Breda O'Brien: More questions than answers about Islamic radicalisation
Lisa Smith is emblematic of a problem facing many countries – how to integrate radicalised Muslims
Lisa Smith from Dundalk (to right of taoiseach and Chief of Staff) converted to Islam and moved to Syria. Photograph: Bryan O’Brien
Lisa Smith, the 37-year-old Irish woman and former soldier who married an Isis fighter and now wants to return to Ireland, is emblematic of a problem facing the West. What caused people to choose such a vicious ideology?
And what is now to be done, particularly with the women and minors who embraced the Caliphate and are now left destitute in various camps?
Taoiseach Leo Varadkar has been adamant that Smith will not be left stateless but that she will face investigation and possible charges on her return.
While Smith’s situation is unusual in Ireland, women like her are far from rare elsewhere.
Described by former minister for justice, Dermot Ahern, as a “lovely girl” who was great fun when he encountered her working on the Government jet, how did she end up converting to Islam and moving to Syria?
Only Smith can tell us what really happened but an interview some eight years ago gives hints. Apparently, a long-term relationship broke down, leaving her searching spiritually, trying everything from reiki to angels. She was impressed by the calm peacefulness of some Muslim women whom she knew and began to devour the Qur’an.
Thus far, it is a standard conversion story. But how did she become radicalised to the extent that she chose to move to Syria?
This ideology identifies a scapegoat for the perceived problems and provides a glorious cause with which to ally oneself
The mechanisms of radicalisation are complex but several drivers have been identified, including by the International Centre for the Study of Radicalisation (ICSR) at King’s College, London. One of the first stages is having a grievance, a sense of a thwarted identity or of being marginalised. Another is having significant unmet needs for a sense of belonging, community, power or glory.
The next step is meeting representatives of an ideology that makes sense of the grievances and needs. This ideology identifies a scapegoat for the perceived problems and provides a glorious cause with which to ally oneself.

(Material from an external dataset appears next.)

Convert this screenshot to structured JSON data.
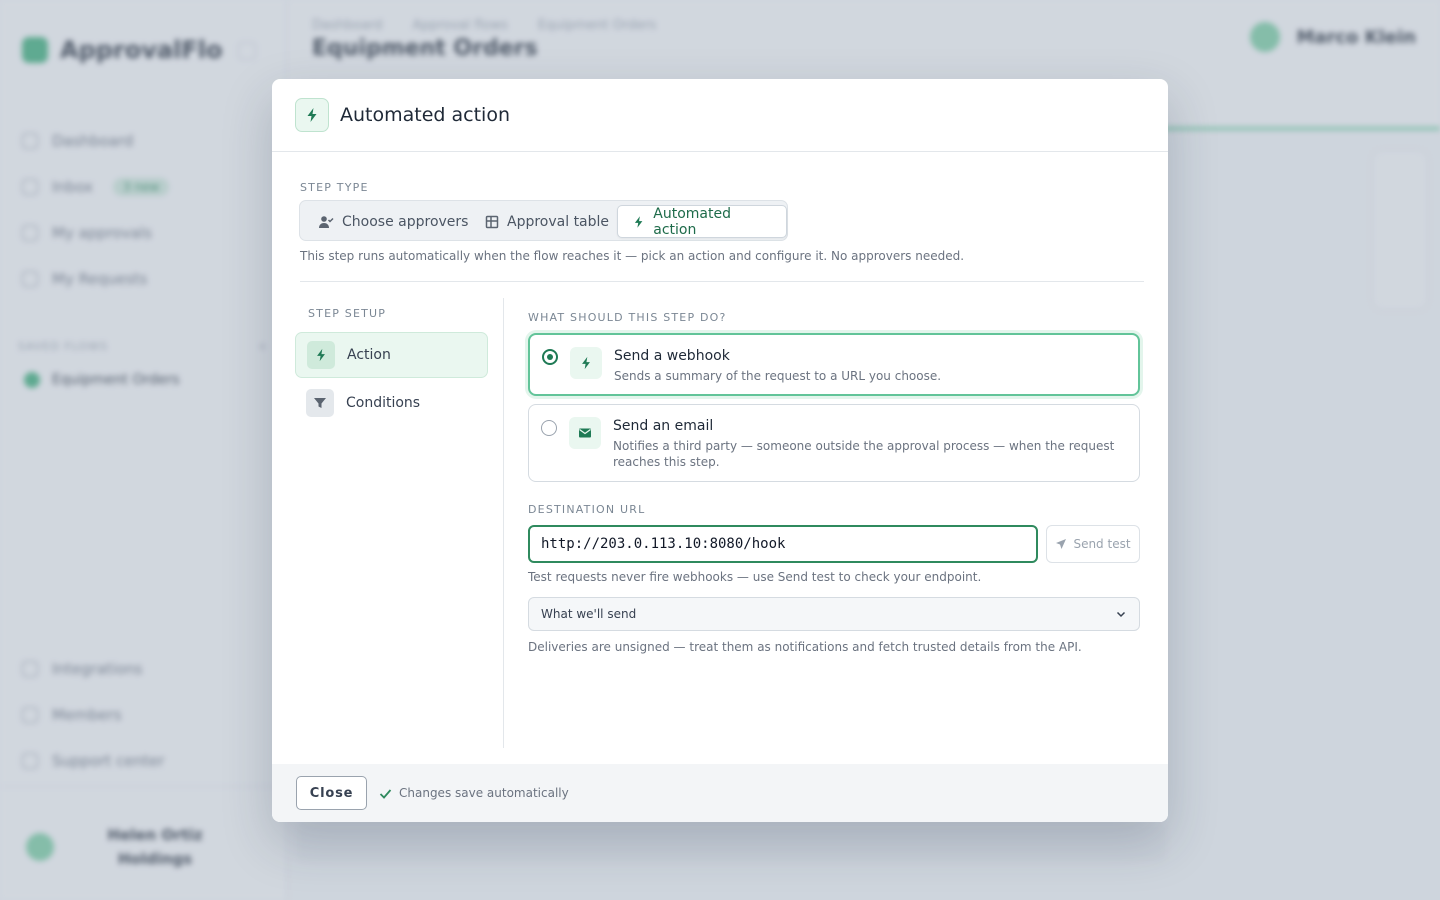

Socialisation is key, particularly in groups clustered around charismatic figures, even if the initial contact is online. The next step leads to either involvement in violence or becoming a fellow traveller.
These are mechanisms with which we should be familiar in this country but two extraordinary factors in relation to Isis are the degree of barbaric violence with which it is associated and the amount of people it attracted from overseas. According to the ICSR, by 2017 at least 41,490 international citizens from 80 countries had become affiliated with Isis in Iraq and Syria. About a quarter of these were women and children.
Some, of course, were simply disengaged young men with a history of petty crime and anti-social behaviour who saw a means of achieving a kind of status unavailable to them at home.
Smith, at least initially, does not seem to fall neatly into this schema. She seems to have been that most old-fashioned of beings – an idealist, looking for a simpler, purer way of life. But when confronted with the brutal reality of what Isis was doing, how did that idealism not crumble? She was not a teenager but a grown woman.
How many more babies and children will become collateral damage?
Quite rightly, there have been calls for her to face the music when she comes home, including criminal penalties. But her child is innocent, just as the three babies who were born to Shamima Begum, the teenager repudiated by the UK, were innocent. The third of those babies has now died.
The degree of guilt of an indoctrinated teenager is a matter of controversy but it was shameful of the UK to deny help to a baby. How many more babies and children will become collateral damage?
Not that anyone should presume that repatriating these radicalised women and children will be easy. Women are significant agents of radicalisation as well as victims of it. The last thing that is needed is a naive approach or a presumption that these people will be able to adjust to life in a society that they see as inherently corrupt and antithetical to their beliefs.
Smith must of course take full responsibility for any crimes she has committed or condoned but her story raises questions for secularists, Catholics and Muslims alike. She has said that there was an emptiness about her party lifestyle that left her feeling as if her life lacked meaning.
In the West, there has been a progressive loss of a sense of transcendence and often a kind of mockery of those who seek such meaning. In Ireland, in particular, we often want people who raise such questions just to shut up and have another drink.
Equally, Smith was raised as a Catholic. Yet when she longed for meaning and spirituality, it appears that it never occurred to her that Catholicism was a possibility. What does that say about the state of our Christian communities?
Finally, the Muslim community will be wondering why someone who was a recent convert was not supported in staying away from the violent, radicalised barbarism of Isis.
None of these questions in any way justifies any one individual’s decision to embrace a repulsive, rapacious ideology like that of Isis. But they remain vital questions, nonetheless.